Historically, deepfakes got their start by being used to create pornographic videos featuring people that never took part in the video in the first place, such as famous actors. But the technology is increasingly becoming embraced to spread political propaganda and misinformation.
If the AI or deep learning techniques behind a deepfake video are advanced enough, the synthetic media can make it look like someone—such as the president of the United States, or one of his opponents—is doing or saying something they, in reality, never said and did. Because of the very nature of their content, deepfakes have the potential to easily go viral online.
That’s why Facebook has announced a ban on them on their platform ahead of the 2020 elections. In a blog post, Facebook says that it will be removing media if it meets two criteria:
- The video has been artificially generated or edited to make it look like a person said something they, in fact, have not said.
- The video replaces or adds content that makes it look authentic by using AI or machine learning means.
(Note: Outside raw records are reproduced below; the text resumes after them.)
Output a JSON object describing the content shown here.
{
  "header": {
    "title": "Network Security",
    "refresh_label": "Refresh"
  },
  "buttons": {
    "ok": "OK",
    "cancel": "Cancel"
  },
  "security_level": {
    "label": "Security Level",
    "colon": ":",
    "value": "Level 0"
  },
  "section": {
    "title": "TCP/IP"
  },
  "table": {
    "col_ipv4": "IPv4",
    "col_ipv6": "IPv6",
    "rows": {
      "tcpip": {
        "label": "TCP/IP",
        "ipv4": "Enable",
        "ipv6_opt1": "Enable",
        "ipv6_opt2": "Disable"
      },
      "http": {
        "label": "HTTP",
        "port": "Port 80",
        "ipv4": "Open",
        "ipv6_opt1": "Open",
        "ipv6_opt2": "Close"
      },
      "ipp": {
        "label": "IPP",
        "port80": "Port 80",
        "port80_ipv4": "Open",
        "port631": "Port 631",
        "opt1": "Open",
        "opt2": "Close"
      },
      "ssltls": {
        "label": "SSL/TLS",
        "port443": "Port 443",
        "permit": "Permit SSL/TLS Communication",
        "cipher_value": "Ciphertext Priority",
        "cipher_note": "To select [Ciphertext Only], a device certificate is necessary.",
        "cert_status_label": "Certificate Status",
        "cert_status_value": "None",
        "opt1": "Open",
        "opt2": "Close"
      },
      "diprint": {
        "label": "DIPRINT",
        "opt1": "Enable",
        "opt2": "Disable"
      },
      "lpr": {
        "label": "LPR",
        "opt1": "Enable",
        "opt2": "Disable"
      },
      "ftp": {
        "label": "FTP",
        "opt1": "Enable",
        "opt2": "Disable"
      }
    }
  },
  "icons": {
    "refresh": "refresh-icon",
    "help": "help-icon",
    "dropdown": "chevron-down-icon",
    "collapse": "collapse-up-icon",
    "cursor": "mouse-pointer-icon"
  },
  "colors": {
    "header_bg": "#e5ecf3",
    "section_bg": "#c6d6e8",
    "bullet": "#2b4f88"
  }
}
But Facebook says its new deepfake policy does not apply to parody or satirical content, leaving room for users to argue their deepfakes should remain on the platform. The new policy also does not ban the posting of so-called “shallowfakes”—that is, authentic video that has simply been edited to rearrange the order of words or omit them entirely. Perhaps the most well-known example of a shallowfake is the manipulated video of House Speaker Nancy Pelosi that was edited in such a way to make her appear drunk.
But despite Facebook’s deepfake ban, the lack of a shallowfake ban and the fact that both types of videos can still be shared in WhatsApp, Messenger, and Instagram DMs mean the deepfake problem is probably far from over on Facebook’s platforms.